This piece was one of the first few paintings I had attempted on wood panel. I always used to paint on canvas – textured canvas, in particular, because I loved the organic feel of the acrylic texture – so I had to work through some learning curves in painting on a smooth panel, but I ultimately fell in love with the process. My vision was for this painting to have the feel of a stained-glass window in the illumination behind the birch trees.
Under the starlit canopy of the Midsummer sky, Fox and Deer – bedecked in St. John’s Wort – gather in celebration, awaiting the rest of their company.

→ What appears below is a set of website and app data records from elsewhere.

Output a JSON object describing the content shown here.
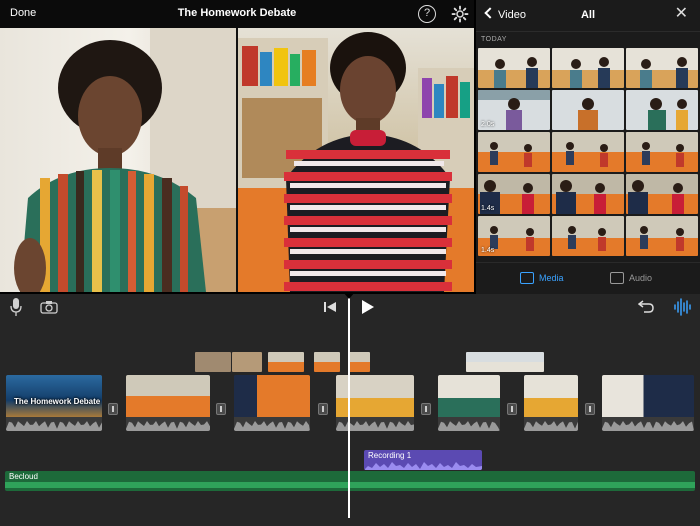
{
  "topbar": {
    "done_label": "Done",
    "project_title": "The Homework Debate",
    "help_glyph": "?"
  },
  "browser": {
    "back_label": "Video",
    "title": "All",
    "close_glyph": "✕",
    "section_label": "TODAY",
    "durations": [
      "2.0s",
      "1.4s",
      "1.4s"
    ],
    "tabs": [
      {
        "label": "Media",
        "icon": "film-icon",
        "selected": true
      },
      {
        "label": "Audio",
        "icon": "music-note-icon",
        "selected": false
      }
    ]
  },
  "timeline": {
    "title_clip_text": "The Homework Debate",
    "recording_label": "Recording 1",
    "music_label": "Becloud"
  },
  "colors": {
    "accent": "#3aa2ff",
    "recording": "#5b4ab2",
    "music_track": "#1d6a3a",
    "timeline_bg": "#262626"
  }
}
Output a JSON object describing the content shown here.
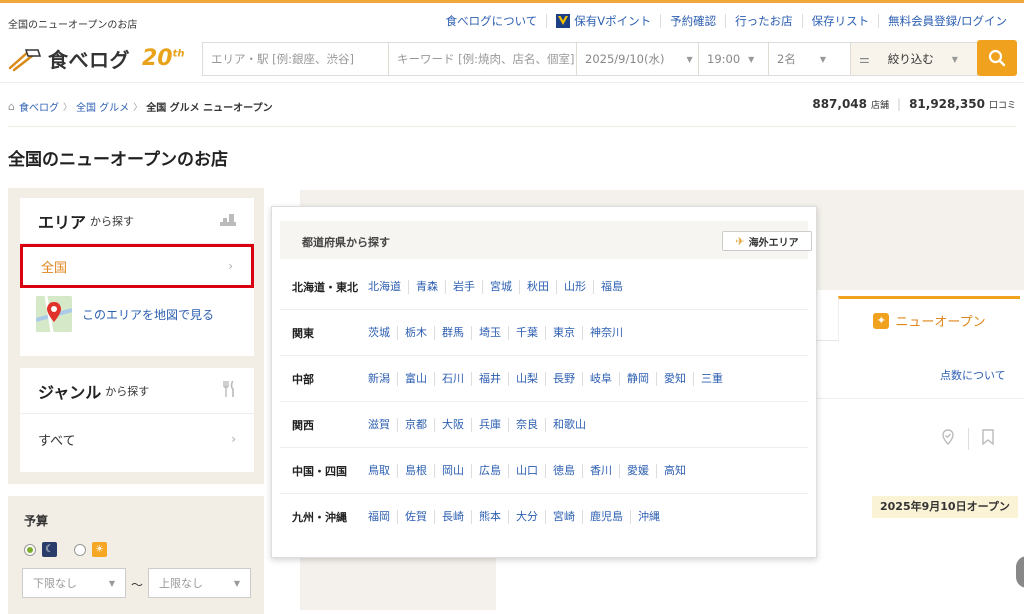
{
  "util": {
    "left_text": "全国のニューオープンのお店",
    "links": [
      "食べログについて",
      "保有Vポイント",
      "予約確認",
      "行ったお店",
      "保存リスト",
      "無料会員登録/ログイン"
    ]
  },
  "header": {
    "logo_text": "食べログ",
    "logo_badge": "20",
    "logo_badge_suffix": "th",
    "area_placeholder": "エリア・駅 [例:銀座、渋谷]",
    "keyword_placeholder": "キーワード [例:焼肉、店名、個室]",
    "date": "2025/9/10(水)",
    "time": "19:00",
    "people": "2名",
    "filter_label": "絞り込む"
  },
  "breadcrumb": [
    "食べログ",
    "全国 グルメ",
    "全国 グルメ ニューオープン"
  ],
  "stats": {
    "stores": "887,048",
    "stores_unit": "店舗",
    "reviews": "81,928,350",
    "reviews_unit": "口コミ"
  },
  "page_title": "全国のニューオープンのお店",
  "sidebar": {
    "area_title": "エリア",
    "area_suffix": "から探す",
    "area_selected": "全国",
    "map_link": "このエリアを地図で見る",
    "genre_title": "ジャンル",
    "genre_suffix": "から探す",
    "genre_selected": "すべて",
    "budget_title": "予算",
    "budget_min": "下限なし",
    "budget_max": "上限なし",
    "budget_tilde": "〜"
  },
  "panel": {
    "title": "都道府県から探す",
    "overseas": "海外エリア",
    "regions": [
      {
        "name": "北海道・東北",
        "prefs": [
          "北海道",
          "青森",
          "岩手",
          "宮城",
          "秋田",
          "山形",
          "福島"
        ]
      },
      {
        "name": "関東",
        "prefs": [
          "茨城",
          "栃木",
          "群馬",
          "埼玉",
          "千葉",
          "東京",
          "神奈川"
        ]
      },
      {
        "name": "中部",
        "prefs": [
          "新潟",
          "富山",
          "石川",
          "福井",
          "山梨",
          "長野",
          "岐阜",
          "静岡",
          "愛知",
          "三重"
        ]
      },
      {
        "name": "関西",
        "prefs": [
          "滋賀",
          "京都",
          "大阪",
          "兵庫",
          "奈良",
          "和歌山"
        ]
      },
      {
        "name": "中国・四国",
        "prefs": [
          "鳥取",
          "島根",
          "岡山",
          "広島",
          "山口",
          "徳島",
          "香川",
          "愛媛",
          "高知"
        ]
      },
      {
        "name": "九州・沖縄",
        "prefs": [
          "福岡",
          "佐賀",
          "長崎",
          "熊本",
          "大分",
          "宮崎",
          "鹿児島",
          "沖縄"
        ]
      }
    ]
  },
  "main": {
    "tab_newopen": "ニューオープン",
    "score_link": "点数について",
    "open_date": "2025年9月10日オープン"
  },
  "colors": {
    "accent": "#f0a21e",
    "link": "#2d5fb1",
    "highlight_border": "#d9000f"
  }
}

A warm summer wind flutters through the birch grove as our forest creatures partake in the splendor of this plentiful season…they find that a shortcake, filled with flavorful wild strawberries, awaits them under the soft glow of a string of lights.
Ah, this paper-cut scene…much love went into it. It consists of 5-6 layers of depth, depending upon how it’s set up. I started by doing rough sketches of the scene as a whole, then breaking those sketches up into the various layers I wanted to create. I then drew the forms for each layer on watercolor paper and handpainted each piece with acrylics. I used an x-acto knife to cut everything out and a pin to poke holes in the stars.
All of the pieces can move around, with accessories like the strawberry shortcake being able to be placed on various spots. As mentioned in the caption above, the orbs of illumination behind the lantern and the candles on Deer’s antlers are attached with velcro, so you can “light” the candles.
It took a bit of engineering to get everything to stand properly – some backing reinforcement on the trees, for example – but it all came together.
Just for fun, and to give you an idea of how this Midsummer narrative developed, here are some pages from my sketchbook where I was working through these ideas (click to view more detail):
Thank you for following along on this Midsummer journey…it’s such a pleasure to finally take the time to share it with you in more detail. I hope that you’ve been enjoying a wondrous & joyful season!
¹ “The term ‘midsummer’ is first found in the Old English translation of Bede’s Ecclesiastical History, where mention is made of the quarter in which the sun rises at the solstice; Bede’s solstitialem becomes ‘aet middum sumere’. It was applied to the great Christian celebration of the Baptist’s birth, just as the feast kept six months later became Midwinter or Midwinter’s Mass (rarely Christmas till after the Norman Conquest).” (Blackburn & Holford-Strevens, “The Oxford Companion to the Year”)